> **Assigned task**
For every line in the data below that contains "type", copy the line.

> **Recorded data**
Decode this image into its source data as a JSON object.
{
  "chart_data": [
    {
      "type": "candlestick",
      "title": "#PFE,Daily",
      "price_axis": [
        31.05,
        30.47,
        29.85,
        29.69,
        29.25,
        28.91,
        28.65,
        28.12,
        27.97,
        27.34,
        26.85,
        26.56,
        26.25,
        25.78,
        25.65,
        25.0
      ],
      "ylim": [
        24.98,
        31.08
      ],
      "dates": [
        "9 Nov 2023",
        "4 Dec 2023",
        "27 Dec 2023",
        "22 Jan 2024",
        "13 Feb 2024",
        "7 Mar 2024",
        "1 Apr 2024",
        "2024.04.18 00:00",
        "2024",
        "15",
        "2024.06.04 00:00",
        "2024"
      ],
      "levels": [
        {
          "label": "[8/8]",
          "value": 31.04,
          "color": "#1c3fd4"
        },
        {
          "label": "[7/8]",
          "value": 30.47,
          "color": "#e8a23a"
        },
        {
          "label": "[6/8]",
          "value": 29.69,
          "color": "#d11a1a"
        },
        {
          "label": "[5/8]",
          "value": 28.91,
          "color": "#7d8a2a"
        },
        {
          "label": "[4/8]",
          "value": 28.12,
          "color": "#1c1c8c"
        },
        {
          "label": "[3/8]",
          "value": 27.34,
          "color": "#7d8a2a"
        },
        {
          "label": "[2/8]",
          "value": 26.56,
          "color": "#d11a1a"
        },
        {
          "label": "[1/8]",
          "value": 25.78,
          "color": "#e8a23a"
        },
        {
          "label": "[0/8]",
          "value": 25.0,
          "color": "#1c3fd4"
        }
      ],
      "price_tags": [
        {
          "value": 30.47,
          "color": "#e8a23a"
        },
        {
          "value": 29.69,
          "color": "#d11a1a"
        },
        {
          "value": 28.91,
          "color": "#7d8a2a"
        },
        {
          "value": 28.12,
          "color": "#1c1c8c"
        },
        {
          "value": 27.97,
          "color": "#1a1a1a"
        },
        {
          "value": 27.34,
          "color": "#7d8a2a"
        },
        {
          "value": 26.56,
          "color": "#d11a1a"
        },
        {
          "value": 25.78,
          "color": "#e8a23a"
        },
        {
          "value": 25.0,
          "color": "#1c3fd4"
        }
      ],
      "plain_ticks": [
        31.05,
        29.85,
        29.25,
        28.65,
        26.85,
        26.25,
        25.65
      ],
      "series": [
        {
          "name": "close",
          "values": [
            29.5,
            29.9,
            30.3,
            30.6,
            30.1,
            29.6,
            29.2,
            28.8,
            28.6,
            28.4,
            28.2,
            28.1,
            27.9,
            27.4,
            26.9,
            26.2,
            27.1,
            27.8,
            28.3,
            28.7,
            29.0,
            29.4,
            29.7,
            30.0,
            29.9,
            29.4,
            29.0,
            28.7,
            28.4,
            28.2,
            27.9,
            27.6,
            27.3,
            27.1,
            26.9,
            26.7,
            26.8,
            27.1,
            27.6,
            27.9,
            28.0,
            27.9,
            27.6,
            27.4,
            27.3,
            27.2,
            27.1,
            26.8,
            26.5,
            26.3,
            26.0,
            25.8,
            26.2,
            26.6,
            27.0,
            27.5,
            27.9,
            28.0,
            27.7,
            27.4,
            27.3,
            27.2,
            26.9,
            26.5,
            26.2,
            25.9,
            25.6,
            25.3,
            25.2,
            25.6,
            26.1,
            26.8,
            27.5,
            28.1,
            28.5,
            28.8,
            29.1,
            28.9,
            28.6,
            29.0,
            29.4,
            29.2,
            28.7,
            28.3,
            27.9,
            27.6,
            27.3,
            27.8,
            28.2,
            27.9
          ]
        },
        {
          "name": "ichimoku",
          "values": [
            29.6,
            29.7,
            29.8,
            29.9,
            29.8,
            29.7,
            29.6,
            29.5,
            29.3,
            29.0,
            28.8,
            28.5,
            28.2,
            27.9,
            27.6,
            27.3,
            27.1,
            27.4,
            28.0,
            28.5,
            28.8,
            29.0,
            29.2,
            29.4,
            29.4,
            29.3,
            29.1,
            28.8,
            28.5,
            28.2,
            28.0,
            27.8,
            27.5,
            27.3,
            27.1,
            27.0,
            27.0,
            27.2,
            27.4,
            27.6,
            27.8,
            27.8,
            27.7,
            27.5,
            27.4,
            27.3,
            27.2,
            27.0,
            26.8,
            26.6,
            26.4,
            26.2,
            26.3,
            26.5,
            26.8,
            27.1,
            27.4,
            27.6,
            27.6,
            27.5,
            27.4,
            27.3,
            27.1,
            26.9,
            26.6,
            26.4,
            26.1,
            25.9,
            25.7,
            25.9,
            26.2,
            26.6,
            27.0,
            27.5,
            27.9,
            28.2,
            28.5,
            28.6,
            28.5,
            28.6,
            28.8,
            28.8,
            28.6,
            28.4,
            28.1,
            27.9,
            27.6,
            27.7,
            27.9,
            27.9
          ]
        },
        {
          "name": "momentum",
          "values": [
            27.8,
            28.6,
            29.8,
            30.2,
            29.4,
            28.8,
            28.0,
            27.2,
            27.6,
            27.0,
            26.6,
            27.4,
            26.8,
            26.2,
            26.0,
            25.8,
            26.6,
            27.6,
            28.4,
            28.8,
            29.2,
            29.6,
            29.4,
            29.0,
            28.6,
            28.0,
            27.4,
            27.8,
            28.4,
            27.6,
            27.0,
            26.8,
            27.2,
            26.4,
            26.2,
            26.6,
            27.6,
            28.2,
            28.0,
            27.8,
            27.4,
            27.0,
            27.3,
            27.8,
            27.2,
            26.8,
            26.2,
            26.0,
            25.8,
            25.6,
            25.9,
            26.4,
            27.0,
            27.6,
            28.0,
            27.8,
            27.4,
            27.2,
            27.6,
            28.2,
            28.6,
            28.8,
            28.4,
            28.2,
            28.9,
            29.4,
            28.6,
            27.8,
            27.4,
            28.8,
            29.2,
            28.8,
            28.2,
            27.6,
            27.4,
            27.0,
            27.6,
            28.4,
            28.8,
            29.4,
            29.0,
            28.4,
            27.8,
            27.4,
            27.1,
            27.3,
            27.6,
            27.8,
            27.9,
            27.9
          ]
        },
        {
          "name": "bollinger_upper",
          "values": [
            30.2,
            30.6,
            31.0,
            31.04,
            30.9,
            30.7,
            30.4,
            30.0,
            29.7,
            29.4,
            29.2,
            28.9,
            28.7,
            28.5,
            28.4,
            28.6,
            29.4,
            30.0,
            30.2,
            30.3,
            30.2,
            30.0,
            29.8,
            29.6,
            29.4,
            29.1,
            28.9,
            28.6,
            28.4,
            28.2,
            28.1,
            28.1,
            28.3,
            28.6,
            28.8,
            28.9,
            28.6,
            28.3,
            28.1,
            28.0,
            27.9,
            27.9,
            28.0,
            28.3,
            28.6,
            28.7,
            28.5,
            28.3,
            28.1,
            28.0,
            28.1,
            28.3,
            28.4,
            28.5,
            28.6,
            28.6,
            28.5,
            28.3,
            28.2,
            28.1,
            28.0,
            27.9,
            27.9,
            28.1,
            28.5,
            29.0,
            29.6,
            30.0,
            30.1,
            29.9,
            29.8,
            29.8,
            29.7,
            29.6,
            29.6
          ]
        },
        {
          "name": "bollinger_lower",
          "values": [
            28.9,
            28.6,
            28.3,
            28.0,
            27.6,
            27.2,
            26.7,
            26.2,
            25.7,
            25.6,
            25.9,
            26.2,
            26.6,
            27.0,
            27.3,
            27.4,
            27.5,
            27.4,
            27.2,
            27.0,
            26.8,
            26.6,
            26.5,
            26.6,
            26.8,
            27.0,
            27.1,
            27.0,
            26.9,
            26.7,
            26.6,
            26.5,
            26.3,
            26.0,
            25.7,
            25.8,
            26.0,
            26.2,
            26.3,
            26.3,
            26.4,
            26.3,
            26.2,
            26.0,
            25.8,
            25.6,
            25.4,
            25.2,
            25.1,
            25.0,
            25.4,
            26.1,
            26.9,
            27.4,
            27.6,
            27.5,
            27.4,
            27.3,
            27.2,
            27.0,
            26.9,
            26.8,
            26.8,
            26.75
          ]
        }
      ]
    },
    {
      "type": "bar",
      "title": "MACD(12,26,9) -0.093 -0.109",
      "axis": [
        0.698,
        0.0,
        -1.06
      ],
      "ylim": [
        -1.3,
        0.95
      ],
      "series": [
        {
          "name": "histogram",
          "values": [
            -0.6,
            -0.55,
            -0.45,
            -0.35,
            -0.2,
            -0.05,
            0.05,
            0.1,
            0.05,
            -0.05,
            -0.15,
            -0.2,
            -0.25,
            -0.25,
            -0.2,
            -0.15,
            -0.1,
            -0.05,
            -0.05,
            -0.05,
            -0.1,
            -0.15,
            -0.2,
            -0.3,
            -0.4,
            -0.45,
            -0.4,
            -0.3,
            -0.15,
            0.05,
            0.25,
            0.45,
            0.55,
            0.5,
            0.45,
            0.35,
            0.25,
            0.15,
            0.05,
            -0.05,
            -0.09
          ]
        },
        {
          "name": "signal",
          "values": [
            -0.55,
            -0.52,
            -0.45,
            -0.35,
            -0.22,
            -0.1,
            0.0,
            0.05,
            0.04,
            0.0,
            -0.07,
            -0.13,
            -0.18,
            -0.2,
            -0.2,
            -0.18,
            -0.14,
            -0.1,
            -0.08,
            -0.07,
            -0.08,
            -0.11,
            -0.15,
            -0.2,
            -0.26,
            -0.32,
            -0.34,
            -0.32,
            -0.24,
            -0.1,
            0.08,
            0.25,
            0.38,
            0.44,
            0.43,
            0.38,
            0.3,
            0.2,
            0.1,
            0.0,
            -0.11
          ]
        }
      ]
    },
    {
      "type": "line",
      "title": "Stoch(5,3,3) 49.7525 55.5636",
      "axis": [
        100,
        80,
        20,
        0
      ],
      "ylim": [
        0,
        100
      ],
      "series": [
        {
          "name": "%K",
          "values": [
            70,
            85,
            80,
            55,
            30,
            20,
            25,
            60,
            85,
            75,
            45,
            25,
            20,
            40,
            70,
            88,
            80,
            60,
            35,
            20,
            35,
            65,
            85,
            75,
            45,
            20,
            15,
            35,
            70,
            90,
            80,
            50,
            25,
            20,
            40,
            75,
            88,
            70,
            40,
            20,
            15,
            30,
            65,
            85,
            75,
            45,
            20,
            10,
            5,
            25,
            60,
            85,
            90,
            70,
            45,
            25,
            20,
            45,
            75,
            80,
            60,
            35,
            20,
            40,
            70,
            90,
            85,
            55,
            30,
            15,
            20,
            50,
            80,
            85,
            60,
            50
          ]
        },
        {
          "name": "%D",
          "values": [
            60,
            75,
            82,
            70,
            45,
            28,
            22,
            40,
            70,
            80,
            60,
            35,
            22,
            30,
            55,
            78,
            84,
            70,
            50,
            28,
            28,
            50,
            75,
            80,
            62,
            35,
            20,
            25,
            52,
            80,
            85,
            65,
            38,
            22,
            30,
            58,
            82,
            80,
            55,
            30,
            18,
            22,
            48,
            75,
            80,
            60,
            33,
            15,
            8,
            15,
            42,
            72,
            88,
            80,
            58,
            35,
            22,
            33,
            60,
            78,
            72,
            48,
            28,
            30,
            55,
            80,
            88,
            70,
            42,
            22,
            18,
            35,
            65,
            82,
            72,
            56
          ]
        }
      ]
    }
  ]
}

> **Result for this exercise**
      "type": "candlestick",
      "type": "bar",
      "type": "line",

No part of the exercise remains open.